All three incumbent Clark County commissioners enjoyed wide leads over their opponents in the Democratic primary Tuesday, easily advancing to the general election.
The primaries attracted attention from staffers of the Las Vegas Township Constable’s Office. Commissioners in March 2013 decided to close the office in January, when Constable John Bonaventura’s term ends. Bonaventura ran against Commissioner Mary Beth Scow. Lou Toomin, the office’s public information and chief operating officer, ran against Commissioner Chris Giunchigliani.
Both lost by wide margins. Each one garnered less than one-fifth of the votes, with 34 percent of precincts reporting.
Scow, also a former Clark County School Board member, ran for a second four-year term in District G on a platform that includes promoting neighborhood issues such as graffiti abatement and volunteer cleanup events and economic development.
“I think the message we tried to get out resonated with people,” Scow said. “… We felt pretty good going into it. I think this is even better than we anticipated.”
Scow faces Republican Cindy Lake, a Realtor and former chairwoman of the Clark County Republican Party, in the Nov. 4 general election. Lake advanced after running against Carson Earnest, a retired Chicago police officer.
“I’m looking forward to a good competitive race,” Lake said.
Giunchigliani, who is seeking a third, final term to the District E seat, has had a career as a special education teacher and served as a state legislator before becoming a commissioner. She has been an opponent of raising the sales tax to pay for more police officers, calling it regressive. She supports exploring the possibility of bringing in a light rail service to the community.

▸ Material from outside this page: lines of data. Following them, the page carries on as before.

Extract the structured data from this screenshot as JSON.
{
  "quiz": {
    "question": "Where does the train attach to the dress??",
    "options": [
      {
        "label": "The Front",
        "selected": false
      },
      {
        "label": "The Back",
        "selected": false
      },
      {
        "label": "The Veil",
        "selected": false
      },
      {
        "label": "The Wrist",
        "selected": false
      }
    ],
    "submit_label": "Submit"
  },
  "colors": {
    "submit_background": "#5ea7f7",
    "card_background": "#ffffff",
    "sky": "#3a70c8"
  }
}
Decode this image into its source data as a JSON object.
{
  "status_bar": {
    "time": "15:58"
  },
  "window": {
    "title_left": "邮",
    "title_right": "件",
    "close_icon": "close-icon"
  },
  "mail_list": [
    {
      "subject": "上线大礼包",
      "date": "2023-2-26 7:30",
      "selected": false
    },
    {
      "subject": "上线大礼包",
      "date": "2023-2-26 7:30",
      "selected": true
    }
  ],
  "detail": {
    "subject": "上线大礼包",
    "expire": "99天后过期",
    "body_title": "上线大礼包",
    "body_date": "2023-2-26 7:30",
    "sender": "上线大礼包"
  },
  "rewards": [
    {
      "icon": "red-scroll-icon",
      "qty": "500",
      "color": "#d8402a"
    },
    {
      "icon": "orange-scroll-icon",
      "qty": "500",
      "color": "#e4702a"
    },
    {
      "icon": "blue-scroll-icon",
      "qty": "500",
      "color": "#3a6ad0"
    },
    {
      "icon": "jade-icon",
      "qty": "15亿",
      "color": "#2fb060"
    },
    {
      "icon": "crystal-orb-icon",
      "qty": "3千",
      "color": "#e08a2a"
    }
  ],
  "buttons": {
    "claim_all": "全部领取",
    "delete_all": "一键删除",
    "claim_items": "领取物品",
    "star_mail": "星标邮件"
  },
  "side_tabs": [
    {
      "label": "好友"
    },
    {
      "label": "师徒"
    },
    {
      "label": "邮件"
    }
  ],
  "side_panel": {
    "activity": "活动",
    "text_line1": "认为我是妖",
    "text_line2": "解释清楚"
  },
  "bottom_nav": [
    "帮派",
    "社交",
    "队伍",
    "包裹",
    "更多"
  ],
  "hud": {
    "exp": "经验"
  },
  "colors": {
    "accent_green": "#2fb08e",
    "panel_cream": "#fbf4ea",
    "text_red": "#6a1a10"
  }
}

In the general election, she’ll face either Republican Randy Rose or Joe Thibodeau, who were seeking the GOP nod. Thibodeau had a slight lead on Tuesday night, with 34 percent of precincts reporting.
Thibodeau said he needs to have a strong grassroots campaign and come up with more funds to mount a challenge against the incumbent.
He wants to shut down unlicensed businesses such as illegal car washes.
“If we didn’t waste our time to come up with new ordinances we could focus on enforcing laws in place,” Thibodeau said.
County Commissioner Susan Brager, running for a third and final four-year term, faced a crowded field of three opponents also seeking the Democratic Party’s nomination for the District F seat. Her primary challengers were Susan Bonaventura, Ellen Nakamura and former state Sen. Mike Schneider. Susan Bonaventura is John Bonaventura’s former wife.
Brager had a wide margin over all the opponents Tuesday.
A Realtor, Brager also served on the School Board before becoming a county commissioner. Brager said she’s humbled by voters’ support.
“I am so thrilled to move onto the general election,” she said.
She’ll face Republican Mitchell Tracy in the general election. Tracy, an insurance company auto appraiser, advanced in the GOP primary over opponent Joe Krathwohl, with a comfortable margin.
“I’m looking forward to a rematch,” against incumbent Susan Brager,” said Tracy, who unsuccessfully ran against Brager in 2010. “Things are going to be different this time.”
In the District F general election, third-party candidates running are Independent American Party candidate Lyal Darrel and Libertarian Jason G. Smith.
Review-Journal writer Francis McCabe contributed to this report. Contact Ben Botkin at firstname.lastname@example.org or 702-387-2904. Find him on Twitter: @BenBotkin1.